Or, is it ever OK to swear at someone?
Last Sunday, Helen Lewis posted a blog laying out her rules for using Twitter. On the face of it, as a series of rules to avoid flame wars, it seemed quite reasonable. However, Jude Elliott-Jones, an editor and human rights campaigner, objected strongly to West’s post arguing that Lewis is ‘actually shameless. Those are basically “how to keep your privilege & be the victim” rules’. I confess I didn’t really understand her point at first. Then Jason Rose, Head of Media for the Scottish Green Party revealed this advert, the latest charm offensive from Niceway Code, and suddenly I realised exactly what Elliot-Jones was getting at.
You have to hand it to Niceway Code. Although they’ve probably set back cycle campaigning by about ten years, they have a knack for summing up everything that is wrong with British society in easy to understand, rather childish graphics.
I freely confess, I flip the birdie at drivers. I don’t do it because I’m rude. I may well be rude but that’s not the cause of my behaviour. I do it in response to drivers doing something dangerous, generally an overtaking manoeuvre that is some combination of too fast, too close and totally unnecessary. And yet according to this advert, it is my reaction that is wrong, not the behaviour that provoked it.
The Niceway Code is clearly invalidating my angry response by telling me that I should tolerate whatever it is drivers, the dominant group in society, dish out. They can act in ways that endanger my life but being rude back just isn’t nice and I shouldn’t do it. I should be polite. The Niceway Code is attempting to police my conduct, to shut me up, to take away the one defence I do have when drivers threaten me and that’s to be thoroughly impolite back. Frankly I think a one-fingered salute is a pretty minor response to imminent death but according to NWC it is ‘wrong’.
This is about controlling and policing someone’s behaviour. It’s about being dominant and thus being able to state the terms on which you will interact with someone. NWC is stating that my anger is unjustified and by so doing are stating that the behaviour which provoked me is sanctioned. Careless, risky, dangerous driving, that’s fine. Daring to be rude about it, that isn’t. You know that bewildered/ angry look that drivers give you after you’ve sworn at them? They either genuinely don’t know what they did wrong, or they do know but they really don’t want to back down and admit it. NWC validates both these responses.

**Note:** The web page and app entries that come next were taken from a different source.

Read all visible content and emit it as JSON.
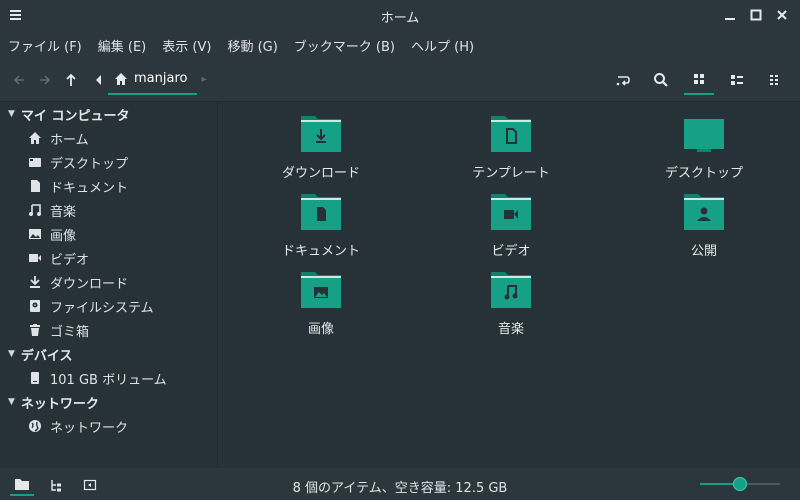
{
  "window": {
    "title": "ホーム"
  },
  "menubar": [
    "ファイル (F)",
    "編集 (E)",
    "表示 (V)",
    "移動 (G)",
    "ブックマーク (B)",
    "ヘルプ (H)"
  ],
  "toolbar": {
    "breadcrumb": "manjaro"
  },
  "sidebar": {
    "sections": [
      {
        "title": "マイ コンピュータ",
        "items": [
          {
            "label": "ホーム",
            "icon": "home-icon"
          },
          {
            "label": "デスクトップ",
            "icon": "desktop-icon"
          },
          {
            "label": "ドキュメント",
            "icon": "document-icon"
          },
          {
            "label": "音楽",
            "icon": "music-icon"
          },
          {
            "label": "画像",
            "icon": "image-icon"
          },
          {
            "label": "ビデオ",
            "icon": "video-icon"
          },
          {
            "label": "ダウンロード",
            "icon": "download-icon"
          },
          {
            "label": "ファイルシステム",
            "icon": "filesystem-icon"
          },
          {
            "label": "ゴミ箱",
            "icon": "trash-icon"
          }
        ]
      },
      {
        "title": "デバイス",
        "items": [
          {
            "label": "101 GB ボリューム",
            "icon": "drive-icon"
          }
        ]
      },
      {
        "title": "ネットワーク",
        "items": [
          {
            "label": "ネットワーク",
            "icon": "network-icon"
          }
        ]
      }
    ]
  },
  "files": [
    {
      "label": "ダウンロード",
      "icon": "folder-download-icon"
    },
    {
      "label": "テンプレート",
      "icon": "folder-templates-icon"
    },
    {
      "label": "デスクトップ",
      "icon": "folder-desktop-icon"
    },
    {
      "label": "ドキュメント",
      "icon": "folder-documents-icon"
    },
    {
      "label": "ビデオ",
      "icon": "folder-videos-icon"
    },
    {
      "label": "公開",
      "icon": "folder-public-icon"
    },
    {
      "label": "画像",
      "icon": "folder-pictures-icon"
    },
    {
      "label": "音楽",
      "icon": "folder-music-icon"
    }
  ],
  "statusbar": {
    "text": "8 個のアイテム、空き容量: 12.5 GB",
    "zoom_level": 0.5
  },
  "colors": {
    "accent": "#16a085",
    "background": "#263238",
    "panel": "#2b373d",
    "folder": "#16a085"
  }
}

Likewise Lewis is saying that her own behaviour was fine and that it is Elliot-Jones, as the angry one, who is in the wrong. As deputy editor of the New Statesman, Lewis is in a privileged position. She is able to be heard, and she’s now dictating the terms of communication for those who do not have her platform. There is some history between the two. As I understand it Lewis offered Elliot-Jones a payment of £50 for an article (I may be wrong and will delete if that is the case). If it is the case, even at rather low blogging rates that pays for 330 words. It is an insulting offer.
Telling somebody to be polite, or nice, invalidates their anger. I don’t condone all angry reactions. Some people, on the internet and in real life, use anger to intimidate people into silence. However, in other cases anger can be a valid reaction. I get tired, as a woman, of being told that my anger is somehow inappropriate and unwomanly. There are insults specifically directed at women (fishwife, shrew) that mock their right to be angry. So when is it appropriate? When is it OK for me to shout, swear and scream blue murder at someone?
If I were screaming at someone who had less power than I do, that would be wrong. It would be bullying and intimidation. If I flip a finger at a car driver, that’s unproblematic. Since I’m on a bike and am a vulnerable road user, if I’m angry at them, locked in their safe metal box, they should consider the possibility that the problem lies with them, not me. If you are in a position of power and someone is angry with you, instead of policing their reaction, insisting on politeness and further trying to bend them to your will, have a think about whether or not you’ve just abused your power.